That pace of travel is insane, and I have the war wounds to prove it. I was stranded in Orlando on 9/11, watching the silent sky and praying. I've flown on planes shaped like little cigar tubes. I've sipped Cokes and munched stale peanuts while flying over every continent except the frozen one.

But the biggest war wound is my sense of loss caused by the new realities of terrorism. That's the one that stings the most. 2012 is so radically unlike 1990.

In 1990, I was late for a flight from Memphis to Atlanta. One of my fellow consultants - who was on a later flight - pulled the rental car up to the airport exactly one minute before the plane was to depart.

I jumped out of the car, raced in, zipped through security and made the flight. That kind of thing happened all the time. I used to drive to the Atlanta airport from Marietta, and if I was on the south side of downtown Atlanta, at least 30 minutes before the flight departed, I knew I'd be fine.

Yes. 30 minutes. Often, I'd be the last one walking on the plane, and frequently I'd be walking on as the staff shut the door behind me. I was a regular in the ‘90s. They knew me. They didn't cancel my seats. That was my life. That was normal. That's all gone.

Now, in 2012, if I'm not in the airport at least two hours before the flight, I get jittery. Forget walking on as the plane door closes; now I'm at the gate long before the door opens.

Maybe I've matured. Or maybe I'm weighed down with security protocols that make me strip off my belt and shoes and empty my pockets in the name of safe flying.

Whatever the reason, I know it will never be the same. No more last minute racing to the gate. No more rental car heroics.

Now, I'm just a little mouse in a big maze, following orders so I'll get my shoes and belt back in time to get in the big safe metal tube and eat my peanuts.

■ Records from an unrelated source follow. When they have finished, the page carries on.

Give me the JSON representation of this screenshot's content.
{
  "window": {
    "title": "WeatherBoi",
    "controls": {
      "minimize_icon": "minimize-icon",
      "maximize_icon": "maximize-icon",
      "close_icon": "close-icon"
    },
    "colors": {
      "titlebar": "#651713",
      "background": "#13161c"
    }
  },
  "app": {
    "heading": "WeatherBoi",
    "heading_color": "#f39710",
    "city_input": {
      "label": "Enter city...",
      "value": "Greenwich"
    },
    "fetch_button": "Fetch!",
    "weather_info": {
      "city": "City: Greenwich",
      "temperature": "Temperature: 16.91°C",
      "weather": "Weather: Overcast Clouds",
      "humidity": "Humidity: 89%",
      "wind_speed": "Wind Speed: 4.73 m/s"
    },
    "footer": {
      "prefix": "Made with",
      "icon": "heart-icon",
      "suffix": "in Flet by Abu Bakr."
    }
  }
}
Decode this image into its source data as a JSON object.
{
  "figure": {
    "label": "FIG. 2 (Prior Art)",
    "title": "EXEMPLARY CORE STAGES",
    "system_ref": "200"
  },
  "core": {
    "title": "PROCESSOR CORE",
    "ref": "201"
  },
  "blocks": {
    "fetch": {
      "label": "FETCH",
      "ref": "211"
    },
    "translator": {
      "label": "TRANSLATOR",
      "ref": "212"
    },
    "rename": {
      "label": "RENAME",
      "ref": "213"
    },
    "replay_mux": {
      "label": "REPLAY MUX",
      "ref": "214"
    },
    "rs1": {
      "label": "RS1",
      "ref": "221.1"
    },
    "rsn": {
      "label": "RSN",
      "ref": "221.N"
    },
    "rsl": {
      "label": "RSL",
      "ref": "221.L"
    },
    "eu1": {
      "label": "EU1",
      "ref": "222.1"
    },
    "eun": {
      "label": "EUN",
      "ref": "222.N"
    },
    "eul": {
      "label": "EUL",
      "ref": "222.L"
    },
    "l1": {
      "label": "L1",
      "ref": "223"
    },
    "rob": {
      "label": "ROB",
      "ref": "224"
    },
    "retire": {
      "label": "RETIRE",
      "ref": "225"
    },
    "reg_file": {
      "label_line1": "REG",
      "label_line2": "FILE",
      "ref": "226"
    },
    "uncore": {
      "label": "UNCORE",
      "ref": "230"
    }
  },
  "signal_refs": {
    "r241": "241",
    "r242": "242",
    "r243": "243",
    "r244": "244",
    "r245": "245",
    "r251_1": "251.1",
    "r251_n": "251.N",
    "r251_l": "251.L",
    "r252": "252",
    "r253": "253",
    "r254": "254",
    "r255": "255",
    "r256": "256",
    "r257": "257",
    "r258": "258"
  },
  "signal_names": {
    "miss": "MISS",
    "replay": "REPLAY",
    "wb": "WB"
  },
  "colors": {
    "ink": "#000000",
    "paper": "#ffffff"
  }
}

David McCoy, a notorious storyteller and proud Yellow Jacket, lives in Covington and can be reached at